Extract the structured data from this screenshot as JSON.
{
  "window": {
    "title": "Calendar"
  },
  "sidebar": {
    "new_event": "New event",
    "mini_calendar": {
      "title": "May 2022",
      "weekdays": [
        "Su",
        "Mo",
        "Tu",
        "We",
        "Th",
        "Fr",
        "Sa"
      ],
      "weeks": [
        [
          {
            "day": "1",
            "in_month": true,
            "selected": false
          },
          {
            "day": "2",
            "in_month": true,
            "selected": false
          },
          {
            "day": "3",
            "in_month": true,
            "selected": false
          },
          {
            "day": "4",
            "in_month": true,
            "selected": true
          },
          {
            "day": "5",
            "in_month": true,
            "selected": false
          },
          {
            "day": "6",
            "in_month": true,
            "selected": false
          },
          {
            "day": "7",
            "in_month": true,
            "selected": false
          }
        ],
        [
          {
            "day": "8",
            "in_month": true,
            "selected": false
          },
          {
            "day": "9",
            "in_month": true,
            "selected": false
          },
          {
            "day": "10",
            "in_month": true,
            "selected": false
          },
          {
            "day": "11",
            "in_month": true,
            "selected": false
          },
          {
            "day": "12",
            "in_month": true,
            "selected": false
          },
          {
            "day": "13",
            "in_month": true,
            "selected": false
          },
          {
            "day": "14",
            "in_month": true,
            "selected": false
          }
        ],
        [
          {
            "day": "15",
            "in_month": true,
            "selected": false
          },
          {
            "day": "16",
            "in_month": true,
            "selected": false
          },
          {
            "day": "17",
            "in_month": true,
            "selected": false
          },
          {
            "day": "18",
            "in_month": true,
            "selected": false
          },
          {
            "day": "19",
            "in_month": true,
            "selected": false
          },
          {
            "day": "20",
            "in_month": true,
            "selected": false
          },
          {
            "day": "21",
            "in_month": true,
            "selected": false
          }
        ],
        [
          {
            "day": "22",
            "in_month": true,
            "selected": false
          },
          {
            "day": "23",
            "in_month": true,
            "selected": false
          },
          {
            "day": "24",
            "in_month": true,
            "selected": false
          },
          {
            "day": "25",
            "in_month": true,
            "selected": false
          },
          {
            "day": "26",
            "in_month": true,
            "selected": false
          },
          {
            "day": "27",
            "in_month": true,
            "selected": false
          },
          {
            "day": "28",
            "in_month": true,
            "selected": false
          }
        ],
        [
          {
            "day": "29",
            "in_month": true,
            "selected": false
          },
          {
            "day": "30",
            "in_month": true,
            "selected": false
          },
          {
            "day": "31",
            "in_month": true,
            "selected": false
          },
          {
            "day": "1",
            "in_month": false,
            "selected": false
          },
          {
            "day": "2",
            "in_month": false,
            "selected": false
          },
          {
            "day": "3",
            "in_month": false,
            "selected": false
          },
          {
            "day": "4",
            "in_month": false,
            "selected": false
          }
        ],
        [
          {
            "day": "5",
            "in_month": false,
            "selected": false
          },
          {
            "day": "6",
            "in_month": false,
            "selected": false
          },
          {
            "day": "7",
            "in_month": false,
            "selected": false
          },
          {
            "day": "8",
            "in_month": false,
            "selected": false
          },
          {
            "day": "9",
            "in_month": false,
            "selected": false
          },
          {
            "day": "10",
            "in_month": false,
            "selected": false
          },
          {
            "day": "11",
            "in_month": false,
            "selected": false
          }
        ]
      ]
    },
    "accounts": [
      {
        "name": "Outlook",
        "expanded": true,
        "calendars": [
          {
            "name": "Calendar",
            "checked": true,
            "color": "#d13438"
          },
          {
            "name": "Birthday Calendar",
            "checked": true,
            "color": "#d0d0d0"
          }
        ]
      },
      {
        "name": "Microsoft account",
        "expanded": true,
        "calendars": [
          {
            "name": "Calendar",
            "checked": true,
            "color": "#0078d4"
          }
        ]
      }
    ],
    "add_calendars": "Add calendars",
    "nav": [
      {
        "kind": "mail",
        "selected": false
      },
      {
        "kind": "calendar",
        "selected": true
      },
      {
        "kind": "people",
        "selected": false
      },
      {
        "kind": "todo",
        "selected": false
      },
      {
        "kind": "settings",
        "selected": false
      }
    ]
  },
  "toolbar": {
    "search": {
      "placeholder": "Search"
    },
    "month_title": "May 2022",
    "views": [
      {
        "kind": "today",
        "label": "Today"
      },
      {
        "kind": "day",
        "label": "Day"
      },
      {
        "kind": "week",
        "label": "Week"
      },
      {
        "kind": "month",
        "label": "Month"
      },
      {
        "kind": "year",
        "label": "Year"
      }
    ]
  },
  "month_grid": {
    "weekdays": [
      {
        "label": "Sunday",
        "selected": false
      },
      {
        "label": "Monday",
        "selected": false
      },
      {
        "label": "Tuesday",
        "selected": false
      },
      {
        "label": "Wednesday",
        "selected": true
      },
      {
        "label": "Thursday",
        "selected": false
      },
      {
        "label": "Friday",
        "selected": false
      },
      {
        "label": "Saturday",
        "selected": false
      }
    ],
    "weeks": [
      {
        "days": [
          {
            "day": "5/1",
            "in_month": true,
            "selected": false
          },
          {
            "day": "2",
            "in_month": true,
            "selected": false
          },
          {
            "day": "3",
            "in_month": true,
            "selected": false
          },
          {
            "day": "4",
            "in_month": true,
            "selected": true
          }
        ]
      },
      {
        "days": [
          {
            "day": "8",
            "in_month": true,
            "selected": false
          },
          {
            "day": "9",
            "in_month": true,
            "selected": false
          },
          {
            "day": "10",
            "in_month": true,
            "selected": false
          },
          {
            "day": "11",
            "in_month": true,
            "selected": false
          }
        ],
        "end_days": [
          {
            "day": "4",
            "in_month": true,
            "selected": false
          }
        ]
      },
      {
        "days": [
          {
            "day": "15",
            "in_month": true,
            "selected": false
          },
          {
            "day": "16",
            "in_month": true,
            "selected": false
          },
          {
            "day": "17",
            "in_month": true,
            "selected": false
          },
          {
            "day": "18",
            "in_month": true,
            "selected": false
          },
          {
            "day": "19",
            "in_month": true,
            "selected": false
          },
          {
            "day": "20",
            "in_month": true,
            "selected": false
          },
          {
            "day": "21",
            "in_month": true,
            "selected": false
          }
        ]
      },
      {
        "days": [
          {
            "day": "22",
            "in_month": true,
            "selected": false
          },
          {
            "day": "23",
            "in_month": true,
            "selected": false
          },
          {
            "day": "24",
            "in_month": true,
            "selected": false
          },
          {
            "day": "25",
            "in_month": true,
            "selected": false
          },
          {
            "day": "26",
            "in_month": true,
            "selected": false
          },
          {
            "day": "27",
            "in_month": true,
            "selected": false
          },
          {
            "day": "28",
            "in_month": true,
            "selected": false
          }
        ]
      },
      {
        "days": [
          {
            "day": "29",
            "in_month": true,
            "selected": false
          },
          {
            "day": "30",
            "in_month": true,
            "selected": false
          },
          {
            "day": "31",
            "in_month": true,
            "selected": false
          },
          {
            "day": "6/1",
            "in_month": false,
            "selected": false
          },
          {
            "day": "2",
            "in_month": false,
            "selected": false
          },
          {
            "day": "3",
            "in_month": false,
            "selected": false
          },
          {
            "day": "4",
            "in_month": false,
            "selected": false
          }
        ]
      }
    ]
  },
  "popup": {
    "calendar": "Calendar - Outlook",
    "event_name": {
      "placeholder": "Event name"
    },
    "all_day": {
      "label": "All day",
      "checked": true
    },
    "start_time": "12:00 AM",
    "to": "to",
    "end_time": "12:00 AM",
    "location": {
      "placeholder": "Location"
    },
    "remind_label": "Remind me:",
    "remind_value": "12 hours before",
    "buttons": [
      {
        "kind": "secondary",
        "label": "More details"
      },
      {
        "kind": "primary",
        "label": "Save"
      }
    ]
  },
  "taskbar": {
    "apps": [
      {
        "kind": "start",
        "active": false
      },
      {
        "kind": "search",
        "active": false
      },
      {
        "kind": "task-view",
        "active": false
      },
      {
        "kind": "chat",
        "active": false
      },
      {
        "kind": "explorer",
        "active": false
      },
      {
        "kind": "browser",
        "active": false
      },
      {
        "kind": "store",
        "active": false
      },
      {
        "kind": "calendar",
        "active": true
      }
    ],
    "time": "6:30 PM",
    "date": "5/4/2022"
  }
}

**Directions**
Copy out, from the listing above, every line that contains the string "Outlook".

**Written answer**
        "name": "Outlook",
    "calendar": "Calendar - Outlook",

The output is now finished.